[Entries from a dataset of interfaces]
____

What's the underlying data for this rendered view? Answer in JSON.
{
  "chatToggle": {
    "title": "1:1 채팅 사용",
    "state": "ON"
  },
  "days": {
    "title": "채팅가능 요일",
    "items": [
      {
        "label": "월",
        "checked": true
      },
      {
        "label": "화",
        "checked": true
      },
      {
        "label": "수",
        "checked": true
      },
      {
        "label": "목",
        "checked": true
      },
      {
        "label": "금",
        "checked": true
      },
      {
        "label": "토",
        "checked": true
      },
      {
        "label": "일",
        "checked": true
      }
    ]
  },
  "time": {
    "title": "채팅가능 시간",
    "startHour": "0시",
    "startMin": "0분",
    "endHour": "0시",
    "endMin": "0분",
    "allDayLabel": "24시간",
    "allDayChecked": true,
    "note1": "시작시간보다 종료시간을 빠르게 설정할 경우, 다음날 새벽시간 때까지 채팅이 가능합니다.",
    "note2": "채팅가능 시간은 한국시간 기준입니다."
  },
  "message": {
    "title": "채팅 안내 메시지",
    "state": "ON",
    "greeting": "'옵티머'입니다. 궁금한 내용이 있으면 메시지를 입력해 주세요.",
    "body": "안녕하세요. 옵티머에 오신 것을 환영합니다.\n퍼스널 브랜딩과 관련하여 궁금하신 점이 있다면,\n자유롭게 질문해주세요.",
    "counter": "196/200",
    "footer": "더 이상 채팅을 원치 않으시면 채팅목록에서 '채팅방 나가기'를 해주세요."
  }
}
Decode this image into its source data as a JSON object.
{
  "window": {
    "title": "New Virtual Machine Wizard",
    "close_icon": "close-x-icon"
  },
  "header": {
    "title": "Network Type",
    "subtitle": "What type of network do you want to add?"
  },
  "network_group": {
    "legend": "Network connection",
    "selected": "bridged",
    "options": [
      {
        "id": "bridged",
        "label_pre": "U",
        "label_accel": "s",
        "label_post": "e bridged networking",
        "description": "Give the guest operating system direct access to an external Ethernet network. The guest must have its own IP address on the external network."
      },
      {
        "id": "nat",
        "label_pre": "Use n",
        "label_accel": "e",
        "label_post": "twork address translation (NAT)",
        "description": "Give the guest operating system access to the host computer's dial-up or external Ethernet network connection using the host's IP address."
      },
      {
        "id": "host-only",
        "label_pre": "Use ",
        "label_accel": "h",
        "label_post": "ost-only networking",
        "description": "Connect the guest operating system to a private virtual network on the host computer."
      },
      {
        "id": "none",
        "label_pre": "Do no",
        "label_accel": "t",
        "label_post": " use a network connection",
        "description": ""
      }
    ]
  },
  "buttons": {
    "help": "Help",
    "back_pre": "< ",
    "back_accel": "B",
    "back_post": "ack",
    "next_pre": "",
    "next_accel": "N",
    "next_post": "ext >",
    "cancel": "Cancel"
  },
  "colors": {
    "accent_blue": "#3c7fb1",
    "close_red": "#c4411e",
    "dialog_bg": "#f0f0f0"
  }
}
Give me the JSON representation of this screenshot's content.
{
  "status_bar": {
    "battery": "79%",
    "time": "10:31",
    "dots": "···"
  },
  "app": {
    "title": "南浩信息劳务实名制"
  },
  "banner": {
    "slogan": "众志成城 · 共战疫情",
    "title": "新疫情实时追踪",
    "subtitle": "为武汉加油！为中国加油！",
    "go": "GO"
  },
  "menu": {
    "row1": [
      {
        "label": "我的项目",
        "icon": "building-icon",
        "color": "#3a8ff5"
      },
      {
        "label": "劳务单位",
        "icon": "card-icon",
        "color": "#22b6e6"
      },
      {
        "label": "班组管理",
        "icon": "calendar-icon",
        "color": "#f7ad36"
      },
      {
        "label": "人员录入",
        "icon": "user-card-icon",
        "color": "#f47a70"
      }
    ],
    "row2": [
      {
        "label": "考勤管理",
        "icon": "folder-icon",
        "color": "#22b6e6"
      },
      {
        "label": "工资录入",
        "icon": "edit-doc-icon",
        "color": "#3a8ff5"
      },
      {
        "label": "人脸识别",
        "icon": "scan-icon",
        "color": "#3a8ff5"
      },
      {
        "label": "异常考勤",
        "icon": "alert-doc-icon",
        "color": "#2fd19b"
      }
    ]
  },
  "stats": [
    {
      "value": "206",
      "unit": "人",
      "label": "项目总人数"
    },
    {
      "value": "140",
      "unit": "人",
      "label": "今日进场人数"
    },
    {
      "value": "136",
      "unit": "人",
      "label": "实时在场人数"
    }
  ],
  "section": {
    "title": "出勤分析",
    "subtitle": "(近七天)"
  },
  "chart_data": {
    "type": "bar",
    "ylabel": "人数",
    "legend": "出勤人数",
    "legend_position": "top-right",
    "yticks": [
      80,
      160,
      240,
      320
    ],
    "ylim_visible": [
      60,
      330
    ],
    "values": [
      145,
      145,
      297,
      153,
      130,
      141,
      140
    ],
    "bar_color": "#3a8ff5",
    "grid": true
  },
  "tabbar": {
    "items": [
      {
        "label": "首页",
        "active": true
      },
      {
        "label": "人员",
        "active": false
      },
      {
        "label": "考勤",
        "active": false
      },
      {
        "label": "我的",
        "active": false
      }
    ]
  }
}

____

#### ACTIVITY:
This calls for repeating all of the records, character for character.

#### ANSWER TO THIS TASK:
What's the underlying data for this rendered view? Answer in JSON.
{
  "chatToggle": {
    "title": "1:1 채팅 사용",
    "state": "ON"
  },
  "days": {
    "title": "채팅가능 요일",
    "items": [
      {
        "label": "월",
        "checked": true
      },
      {
        "label": "화",
        "checked": true
      },
      {
        "label": "수",
        "checked": true
      },
      {
        "label": "목",
        "checked": true
      },
      {
        "label": "금",
        "checked": true
      },
      {
        "label": "토",
        "checked": true
      },
      {
        "label": "일",
        "checked": true
      }
    ]
  },
  "time": {
    "title": "채팅가능 시간",
    "startHour": "0시",
    "startMin": "0분",
    "endHour": "0시",
    "endMin": "0분",
    "allDayLabel": "24시간",
    "allDayChecked": true,
    "note1": "시작시간보다 종료시간을 빠르게 설정할 경우, 다음날 새벽시간 때까지 채팅이 가능합니다.",
    "note2": "채팅가능 시간은 한국시간 기준입니다."
  },
  "message": {
    "title": "채팅 안내 메시지",
    "state": "ON",
    "greeting": "'옵티머'입니다. 궁금한 내용이 있으면 메시지를 입력해 주세요.",
    "body": "안녕하세요. 옵티머에 오신 것을 환영합니다.\n퍼스널 브랜딩과 관련하여 궁금하신 점이 있다면,\n자유롭게 질문해주세요.",
    "counter": "196/200",
    "footer": "더 이상 채팅을 원치 않으시면 채팅목록에서 '채팅방 나가기'를 해주세요."
  }
}
Decode this image into its source data as a JSON object.
{
  "window": {
    "title": "New Virtual Machine Wizard",
    "close_icon": "close-x-icon"
  },
  "header": {
    "title": "Network Type",
    "subtitle": "What type of network do you want to add?"
  },
  "network_group": {
    "legend": "Network connection",
    "selected": "bridged",
    "options": [
      {
        "id": "bridged",
        "label_pre": "U",
        "label_accel": "s",
        "label_post": "e bridged networking",
        "description": "Give the guest operating system direct access to an external Ethernet network. The guest must have its own IP address on the external network."
      },
      {
        "id": "nat",
        "label_pre": "Use n",
        "label_accel": "e",
        "label_post": "twork address translation (NAT)",
        "description": "Give the guest operating system access to the host computer's dial-up or external Ethernet network connection using the host's IP address."
      },
      {
        "id": "host-only",
        "label_pre": "Use ",
        "label_accel": "h",
        "label_post": "ost-only networking",
        "description": "Connect the guest operating system to a private virtual network on the host computer."
      },
      {
        "id": "none",
        "label_pre": "Do no",
        "label_accel": "t",
        "label_post": " use a network connection",
        "description": ""
      }
    ]
  },
  "buttons": {
    "help": "Help",
    "back_pre": "< ",
    "back_accel": "B",
    "back_post": "ack",
    "next_pre": "",
    "next_accel": "N",
    "next_post": "ext >",
    "cancel": "Cancel"
  },
  "colors": {
    "accent_blue": "#3c7fb1",
    "close_red": "#c4411e",
    "dialog_bg": "#f0f0f0"
  }
}
Give me the JSON representation of this screenshot's content.
{
  "status_bar": {
    "battery": "79%",
    "time": "10:31",
    "dots": "···"
  },
  "app": {
    "title": "南浩信息劳务实名制"
  },
  "banner": {
    "slogan": "众志成城 · 共战疫情",
    "title": "新疫情实时追踪",
    "subtitle": "为武汉加油！为中国加油！",
    "go": "GO"
  },
  "menu": {
    "row1": [
      {
        "label": "我的项目",
        "icon": "building-icon",
        "color": "#3a8ff5"
      },
      {
        "label": "劳务单位",
        "icon": "card-icon",
        "color": "#22b6e6"
      },
      {
        "label": "班组管理",
        "icon": "calendar-icon",
        "color": "#f7ad36"
      },
      {
        "label": "人员录入",
        "icon": "user-card-icon",
        "color": "#f47a70"
      }
    ],
    "row2": [
      {
        "label": "考勤管理",
        "icon": "folder-icon",
        "color": "#22b6e6"
      },
      {
        "label": "工资录入",
        "icon": "edit-doc-icon",
        "color": "#3a8ff5"
      },
      {
        "label": "人脸识别",
        "icon": "scan-icon",
        "color": "#3a8ff5"
      },
      {
        "label": "异常考勤",
        "icon": "alert-doc-icon",
        "color": "#2fd19b"
      }
    ]
  },
  "stats": [
    {
      "value": "206",
      "unit": "人",
      "label": "项目总人数"
    },
    {
      "value": "140",
      "unit": "人",
      "label": "今日进场人数"
    },
    {
      "value": "136",
      "unit": "人",
      "label": "实时在场人数"
    }
  ],
  "section": {
    "title": "出勤分析",
    "subtitle": "(近七天)"
  },
  "chart_data": {
    "type": "bar",
    "ylabel": "人数",
    "legend": "出勤人数",
    "legend_position": "top-right",
    "yticks": [
      80,
      160,
      240,
      320
    ],
    "ylim_visible": [
      60,
      330
    ],
    "values": [
      145,
      145,
      297,
      153,
      130,
      141,
      140
    ],
    "bar_color": "#3a8ff5",
    "grid": true
  },
  "tabbar": {
    "items": [
      {
        "label": "首页",
        "active": true
      },
      {
        "label": "人员",
        "active": false
      },
      {
        "label": "考勤",
        "active": false
      },
      {
        "label": "我的",
        "active": false
      }
    ]
  }
}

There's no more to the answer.